■ **TASK DIRECTIONS**
Say how many lines below hold the word "team"; give the number by itself.

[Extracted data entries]
Start of Block

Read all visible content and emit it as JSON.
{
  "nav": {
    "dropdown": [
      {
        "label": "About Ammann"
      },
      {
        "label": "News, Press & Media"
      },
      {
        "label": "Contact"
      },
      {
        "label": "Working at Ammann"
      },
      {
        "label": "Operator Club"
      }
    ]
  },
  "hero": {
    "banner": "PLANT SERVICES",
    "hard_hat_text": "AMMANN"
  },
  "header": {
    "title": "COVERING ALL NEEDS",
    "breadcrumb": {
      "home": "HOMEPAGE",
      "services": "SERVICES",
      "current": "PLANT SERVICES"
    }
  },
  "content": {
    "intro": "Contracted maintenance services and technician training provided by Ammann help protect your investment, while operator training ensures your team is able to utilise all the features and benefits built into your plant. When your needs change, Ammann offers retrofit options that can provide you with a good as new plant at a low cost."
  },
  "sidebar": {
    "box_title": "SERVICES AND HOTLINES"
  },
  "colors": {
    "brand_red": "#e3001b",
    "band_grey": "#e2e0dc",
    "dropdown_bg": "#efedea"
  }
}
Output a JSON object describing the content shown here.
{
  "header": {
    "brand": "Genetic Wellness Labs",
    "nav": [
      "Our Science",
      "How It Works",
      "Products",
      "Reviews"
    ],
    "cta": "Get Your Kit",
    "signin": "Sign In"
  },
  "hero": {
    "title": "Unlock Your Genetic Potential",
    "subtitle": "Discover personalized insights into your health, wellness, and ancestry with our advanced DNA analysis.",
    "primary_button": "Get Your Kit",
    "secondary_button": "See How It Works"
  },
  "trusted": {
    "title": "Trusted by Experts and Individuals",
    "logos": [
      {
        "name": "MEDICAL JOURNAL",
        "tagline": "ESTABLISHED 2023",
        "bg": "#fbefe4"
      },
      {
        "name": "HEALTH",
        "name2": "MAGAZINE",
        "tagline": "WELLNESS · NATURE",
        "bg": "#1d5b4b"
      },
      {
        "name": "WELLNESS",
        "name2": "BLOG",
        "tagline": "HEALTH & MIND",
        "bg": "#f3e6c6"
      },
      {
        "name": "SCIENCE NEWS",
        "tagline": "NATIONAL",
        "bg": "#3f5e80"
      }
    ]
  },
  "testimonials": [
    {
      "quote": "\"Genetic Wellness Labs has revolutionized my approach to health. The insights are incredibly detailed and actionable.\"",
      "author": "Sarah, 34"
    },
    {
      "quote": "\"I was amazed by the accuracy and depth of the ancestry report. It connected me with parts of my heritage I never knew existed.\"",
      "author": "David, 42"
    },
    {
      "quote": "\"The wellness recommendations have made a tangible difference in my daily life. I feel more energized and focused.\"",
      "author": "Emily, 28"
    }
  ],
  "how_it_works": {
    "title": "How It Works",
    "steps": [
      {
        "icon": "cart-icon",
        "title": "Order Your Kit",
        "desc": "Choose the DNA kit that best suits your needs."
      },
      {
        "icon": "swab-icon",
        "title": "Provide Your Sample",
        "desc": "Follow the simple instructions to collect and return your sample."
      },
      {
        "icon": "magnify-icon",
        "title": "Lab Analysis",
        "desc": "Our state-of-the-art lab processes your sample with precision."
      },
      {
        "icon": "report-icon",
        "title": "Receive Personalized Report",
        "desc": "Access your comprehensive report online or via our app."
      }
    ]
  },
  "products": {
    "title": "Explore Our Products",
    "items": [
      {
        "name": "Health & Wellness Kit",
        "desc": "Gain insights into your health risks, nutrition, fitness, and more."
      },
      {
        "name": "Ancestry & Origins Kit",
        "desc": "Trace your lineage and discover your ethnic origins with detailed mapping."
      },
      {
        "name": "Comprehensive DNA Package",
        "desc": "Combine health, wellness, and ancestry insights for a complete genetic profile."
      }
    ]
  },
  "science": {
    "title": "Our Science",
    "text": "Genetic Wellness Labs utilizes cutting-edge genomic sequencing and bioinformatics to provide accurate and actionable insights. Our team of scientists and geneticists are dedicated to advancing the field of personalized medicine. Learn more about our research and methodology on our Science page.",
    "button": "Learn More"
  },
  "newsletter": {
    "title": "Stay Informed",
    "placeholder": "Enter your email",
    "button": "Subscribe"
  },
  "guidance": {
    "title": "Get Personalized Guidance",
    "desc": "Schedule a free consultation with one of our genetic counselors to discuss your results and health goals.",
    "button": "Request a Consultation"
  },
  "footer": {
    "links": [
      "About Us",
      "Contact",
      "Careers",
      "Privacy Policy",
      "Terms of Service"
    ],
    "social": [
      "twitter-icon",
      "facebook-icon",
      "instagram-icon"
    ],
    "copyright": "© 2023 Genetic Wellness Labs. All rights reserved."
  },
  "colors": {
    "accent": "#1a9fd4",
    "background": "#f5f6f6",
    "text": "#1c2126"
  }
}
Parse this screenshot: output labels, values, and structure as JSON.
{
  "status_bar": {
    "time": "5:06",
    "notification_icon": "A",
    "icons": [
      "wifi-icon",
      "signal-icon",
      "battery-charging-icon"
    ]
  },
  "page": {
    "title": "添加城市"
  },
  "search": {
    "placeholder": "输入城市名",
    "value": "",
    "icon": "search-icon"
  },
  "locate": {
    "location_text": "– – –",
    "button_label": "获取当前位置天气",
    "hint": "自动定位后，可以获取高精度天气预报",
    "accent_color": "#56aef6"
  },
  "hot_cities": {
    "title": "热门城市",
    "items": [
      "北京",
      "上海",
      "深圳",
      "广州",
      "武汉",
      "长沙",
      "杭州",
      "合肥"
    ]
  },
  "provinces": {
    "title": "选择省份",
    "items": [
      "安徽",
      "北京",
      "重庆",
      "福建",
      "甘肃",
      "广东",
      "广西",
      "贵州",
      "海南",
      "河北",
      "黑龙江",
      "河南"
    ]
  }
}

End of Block

■ **YOUR SOLUTION**
2